-- Entries provided follows --
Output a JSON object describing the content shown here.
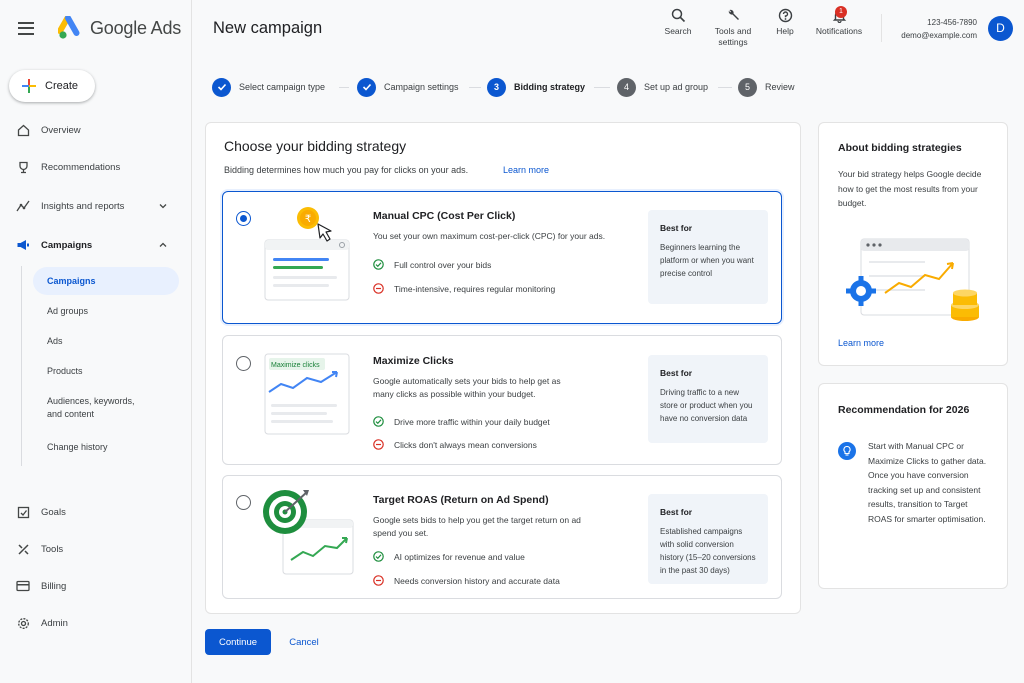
{
  "app": {
    "name": "Google Ads"
  },
  "sidebar": {
    "create_label": "Create",
    "items": [
      {
        "label": "Overview",
        "icon": "home-icon"
      },
      {
        "label": "Recommendations",
        "icon": "trophy-icon"
      },
      {
        "label": "Insights and reports",
        "icon": "insights-icon"
      },
      {
        "label": "Campaigns",
        "icon": "megaphone-icon"
      },
      {
        "label": "Goals",
        "icon": "goals-icon"
      },
      {
        "label": "Tools",
        "icon": "tools-icon"
      },
      {
        "label": "Billing",
        "icon": "billing-icon"
      },
      {
        "label": "Admin",
        "icon": "gear-icon"
      }
    ],
    "campaign_sub": [
      {
        "label": "Campaigns",
        "active": true
      },
      {
        "label": "Ad groups"
      },
      {
        "label": "Ads"
      },
      {
        "label": "Products"
      },
      {
        "label": "Audiences, keywords, and content"
      },
      {
        "label": "Change history"
      }
    ]
  },
  "header": {
    "title": "New campaign",
    "tools": [
      {
        "label": "Search",
        "icon": "search-icon"
      },
      {
        "label": "Tools and settings",
        "icon": "wrench-icon"
      },
      {
        "label": "Help",
        "icon": "help-icon"
      },
      {
        "label": "Notifications",
        "icon": "bell-icon",
        "badge": "1"
      }
    ],
    "account_id": "123-456-7890",
    "account_email": "demo@example.com",
    "avatar_letter": "D"
  },
  "steps": [
    {
      "label": "Select campaign type",
      "state": "done"
    },
    {
      "label": "Campaign settings",
      "state": "done"
    },
    {
      "label": "Bidding strategy",
      "state": "current",
      "num": "3"
    },
    {
      "label": "Set up ad group",
      "state": "todo",
      "num": "4"
    },
    {
      "label": "Review",
      "state": "todo",
      "num": "5"
    }
  ],
  "main": {
    "title": "Choose your bidding strategy",
    "subtitle": "Bidding determines how much you pay for clicks on your ads.",
    "learn_more": "Learn more",
    "options": [
      {
        "title": "Manual CPC (Cost Per Click)",
        "desc": "You set your own maximum cost-per-click (CPC) for your ads.",
        "pro": "Full control over your bids",
        "con": "Time-intensive, requires regular monitoring",
        "best_for_title": "Best for",
        "best_for": "Beginners learning the platform or when you want precise control",
        "selected": true,
        "coin_symbol": "₹"
      },
      {
        "title": "Maximize Clicks",
        "desc": "Google automatically sets your bids to help get as many clicks as possible within your budget.",
        "pro": "Drive more traffic within your daily budget",
        "con": "Clicks don't always mean conversions",
        "best_for_title": "Best for",
        "best_for": "Driving traffic to a new store or product when you have no conversion data",
        "selected": false,
        "illus_label": "Maximize clicks"
      },
      {
        "title": "Target ROAS (Return on Ad Spend)",
        "desc": "Google sets bids to help you get the target return on ad spend you set.",
        "pro": "AI optimizes for revenue and value",
        "con": "Needs conversion history and accurate data",
        "best_for_title": "Best for",
        "best_for": "Established campaigns with solid conversion history (15–20 conversions in the past 30 days)",
        "selected": false
      }
    ]
  },
  "about": {
    "title": "About bidding strategies",
    "text": "Your bid strategy helps Google decide how to get the most results from your budget.",
    "learn_more": "Learn more"
  },
  "recommendation": {
    "title": "Recommendation for 2026",
    "text": "Start with Manual CPC or Maximize Clicks to gather data. Once you have conversion tracking set up and consistent results, transition to Target ROAS for smarter optimisation."
  },
  "actions": {
    "continue": "Continue",
    "cancel": "Cancel"
  },
  "colors": {
    "primary": "#0b57d0",
    "success": "#1e8e3e",
    "error": "#d93025"
  }
}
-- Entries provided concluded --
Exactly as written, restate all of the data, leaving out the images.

_Reply_
Output a JSON object describing the content shown here.
{
  "app": {
    "name": "Google Ads"
  },
  "sidebar": {
    "create_label": "Create",
    "items": [
      {
        "label": "Overview",
        "icon": "home-icon"
      },
      {
        "label": "Recommendations",
        "icon": "trophy-icon"
      },
      {
        "label": "Insights and reports",
        "icon": "insights-icon"
      },
      {
        "label": "Campaigns",
        "icon": "megaphone-icon"
      },
      {
        "label": "Goals",
        "icon": "goals-icon"
      },
      {
        "label": "Tools",
        "icon": "tools-icon"
      },
      {
        "label": "Billing",
        "icon": "billing-icon"
      },
      {
        "label": "Admin",
        "icon": "gear-icon"
      }
    ],
    "campaign_sub": [
      {
        "label": "Campaigns",
        "active": true
      },
      {
        "label": "Ad groups"
      },
      {
        "label": "Ads"
      },
      {
        "label": "Products"
      },
      {
        "label": "Audiences, keywords, and content"
      },
      {
        "label": "Change history"
      }
    ]
  },
  "header": {
    "title": "New campaign",
    "tools": [
      {
        "label": "Search",
        "icon": "search-icon"
      },
      {
        "label": "Tools and settings",
        "icon": "wrench-icon"
      },
      {
        "label": "Help",
        "icon": "help-icon"
      },
      {
        "label": "Notifications",
        "icon": "bell-icon",
        "badge": "1"
      }
    ],
    "account_id": "123-456-7890",
    "account_email": "demo@example.com",
    "avatar_letter": "D"
  },
  "steps": [
    {
      "label": "Select campaign type",
      "state": "done"
    },
    {
      "label": "Campaign settings",
      "state": "done"
    },
    {
      "label": "Bidding strategy",
      "state": "current",
      "num": "3"
    },
    {
      "label": "Set up ad group",
      "state": "todo",
      "num": "4"
    },
    {
      "label": "Review",
      "state": "todo",
      "num": "5"
    }
  ],
  "main": {
    "title": "Choose your bidding strategy",
    "subtitle": "Bidding determines how much you pay for clicks on your ads.",
    "learn_more": "Learn more",
    "options": [
      {
        "title": "Manual CPC (Cost Per Click)",
        "desc": "You set your own maximum cost-per-click (CPC) for your ads.",
        "pro": "Full control over your bids",
        "con": "Time-intensive, requires regular monitoring",
        "best_for_title": "Best for",
        "best_for": "Beginners learning the platform or when you want precise control",
        "selected": true,
        "coin_symbol": "₹"
      },
      {
        "title": "Maximize Clicks",
        "desc": "Google automatically sets your bids to help get as many clicks as possible within your budget.",
        "pro": "Drive more traffic within your daily budget",
        "con": "Clicks don't always mean conversions",
        "best_for_title": "Best for",
        "best_for": "Driving traffic to a new store or product when you have no conversion data",
        "selected": false,
        "illus_label": "Maximize clicks"
      },
      {
        "title": "Target ROAS (Return on Ad Spend)",
        "desc": "Google sets bids to help you get the target return on ad spend you set.",
        "pro": "AI optimizes for revenue and value",
        "con": "Needs conversion history and accurate data",
        "best_for_title": "Best for",
        "best_for": "Established campaigns with solid conversion history (15–20 conversions in the past 30 days)",
        "selected": false
      }
    ]
  },
  "about": {
    "title": "About bidding strategies",
    "text": "Your bid strategy helps Google decide how to get the most results from your budget.",
    "learn_more": "Learn more"
  },
  "recommendation": {
    "title": "Recommendation for 2026",
    "text": "Start with Manual CPC or Maximize Clicks to gather data. Once you have conversion tracking set up and consistent results, transition to Target ROAS for smarter optimisation."
  },
  "actions": {
    "continue": "Continue",
    "cancel": "Cancel"
  },
  "colors": {
    "primary": "#0b57d0",
    "success": "#1e8e3e",
    "error": "#d93025"
  }
}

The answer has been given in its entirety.